──────── RECORDS FOR THE TASK

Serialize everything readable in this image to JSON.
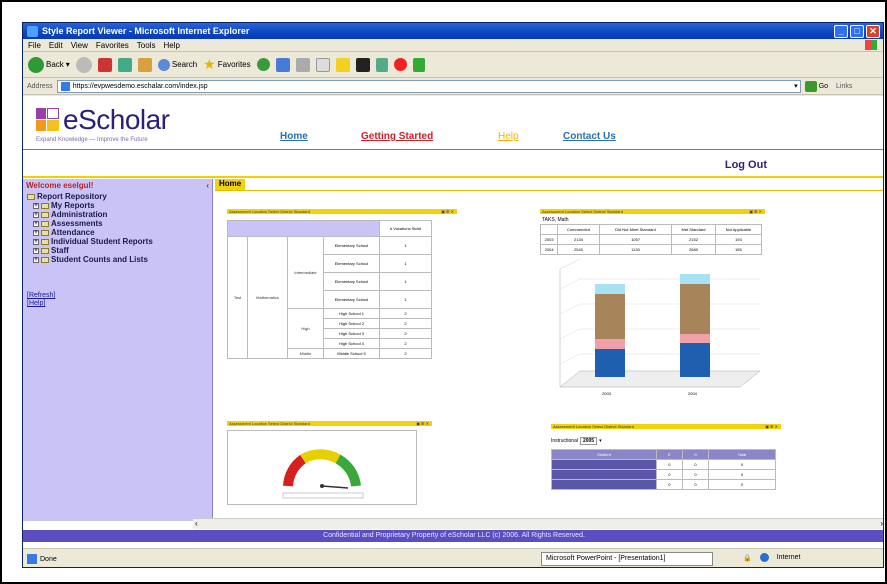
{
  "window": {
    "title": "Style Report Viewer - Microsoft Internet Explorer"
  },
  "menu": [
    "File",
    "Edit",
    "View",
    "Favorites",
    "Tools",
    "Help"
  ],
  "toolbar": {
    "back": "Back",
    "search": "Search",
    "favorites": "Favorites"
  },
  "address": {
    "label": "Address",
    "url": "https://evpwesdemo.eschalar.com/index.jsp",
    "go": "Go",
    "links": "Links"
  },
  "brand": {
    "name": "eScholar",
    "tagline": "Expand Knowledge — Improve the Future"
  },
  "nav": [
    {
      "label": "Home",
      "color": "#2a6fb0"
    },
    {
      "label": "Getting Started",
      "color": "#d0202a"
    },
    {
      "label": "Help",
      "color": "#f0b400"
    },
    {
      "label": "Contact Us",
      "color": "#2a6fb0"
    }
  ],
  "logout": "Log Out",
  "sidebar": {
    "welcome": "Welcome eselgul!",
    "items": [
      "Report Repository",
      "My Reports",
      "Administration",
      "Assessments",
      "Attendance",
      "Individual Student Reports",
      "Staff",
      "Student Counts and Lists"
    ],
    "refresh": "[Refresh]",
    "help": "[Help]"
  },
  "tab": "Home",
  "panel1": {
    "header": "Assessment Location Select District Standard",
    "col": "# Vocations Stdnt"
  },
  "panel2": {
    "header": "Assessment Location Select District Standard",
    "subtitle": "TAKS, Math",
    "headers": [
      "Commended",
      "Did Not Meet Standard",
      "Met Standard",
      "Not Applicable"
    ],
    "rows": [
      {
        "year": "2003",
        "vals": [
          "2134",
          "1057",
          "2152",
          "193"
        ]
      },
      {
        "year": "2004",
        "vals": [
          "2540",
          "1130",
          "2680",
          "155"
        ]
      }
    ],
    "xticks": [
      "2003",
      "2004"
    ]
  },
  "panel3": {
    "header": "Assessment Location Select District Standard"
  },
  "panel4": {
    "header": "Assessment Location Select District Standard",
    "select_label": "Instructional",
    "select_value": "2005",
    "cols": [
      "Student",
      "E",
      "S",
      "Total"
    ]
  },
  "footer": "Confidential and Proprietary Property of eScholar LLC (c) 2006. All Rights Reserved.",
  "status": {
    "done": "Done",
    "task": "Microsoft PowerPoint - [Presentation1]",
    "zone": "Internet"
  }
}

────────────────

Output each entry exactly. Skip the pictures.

• [FINISHED EXERCISE]
Serialize everything readable in this image to JSON.
{
  "window": {
    "title": "Style Report Viewer - Microsoft Internet Explorer"
  },
  "menu": [
    "File",
    "Edit",
    "View",
    "Favorites",
    "Tools",
    "Help"
  ],
  "toolbar": {
    "back": "Back",
    "search": "Search",
    "favorites": "Favorites"
  },
  "address": {
    "label": "Address",
    "url": "https://evpwesdemo.eschalar.com/index.jsp",
    "go": "Go",
    "links": "Links"
  },
  "brand": {
    "name": "eScholar",
    "tagline": "Expand Knowledge — Improve the Future"
  },
  "nav": [
    {
      "label": "Home",
      "color": "#2a6fb0"
    },
    {
      "label": "Getting Started",
      "color": "#d0202a"
    },
    {
      "label": "Help",
      "color": "#f0b400"
    },
    {
      "label": "Contact Us",
      "color": "#2a6fb0"
    }
  ],
  "logout": "Log Out",
  "sidebar": {
    "welcome": "Welcome eselgul!",
    "items": [
      "Report Repository",
      "My Reports",
      "Administration",
      "Assessments",
      "Attendance",
      "Individual Student Reports",
      "Staff",
      "Student Counts and Lists"
    ],
    "refresh": "[Refresh]",
    "help": "[Help]"
  },
  "tab": "Home",
  "panel1": {
    "header": "Assessment Location Select District Standard",
    "col": "# Vocations Stdnt"
  },
  "panel2": {
    "header": "Assessment Location Select District Standard",
    "subtitle": "TAKS, Math",
    "headers": [
      "Commended",
      "Did Not Meet Standard",
      "Met Standard",
      "Not Applicable"
    ],
    "rows": [
      {
        "year": "2003",
        "vals": [
          "2134",
          "1057",
          "2152",
          "193"
        ]
      },
      {
        "year": "2004",
        "vals": [
          "2540",
          "1130",
          "2680",
          "155"
        ]
      }
    ],
    "xticks": [
      "2003",
      "2004"
    ]
  },
  "panel3": {
    "header": "Assessment Location Select District Standard"
  },
  "panel4": {
    "header": "Assessment Location Select District Standard",
    "select_label": "Instructional",
    "select_value": "2005",
    "cols": [
      "Student",
      "E",
      "S",
      "Total"
    ]
  },
  "footer": "Confidential and Proprietary Property of eScholar LLC (c) 2006. All Rights Reserved.",
  "status": {
    "done": "Done",
    "task": "Microsoft PowerPoint - [Presentation1]",
    "zone": "Internet"
  }
}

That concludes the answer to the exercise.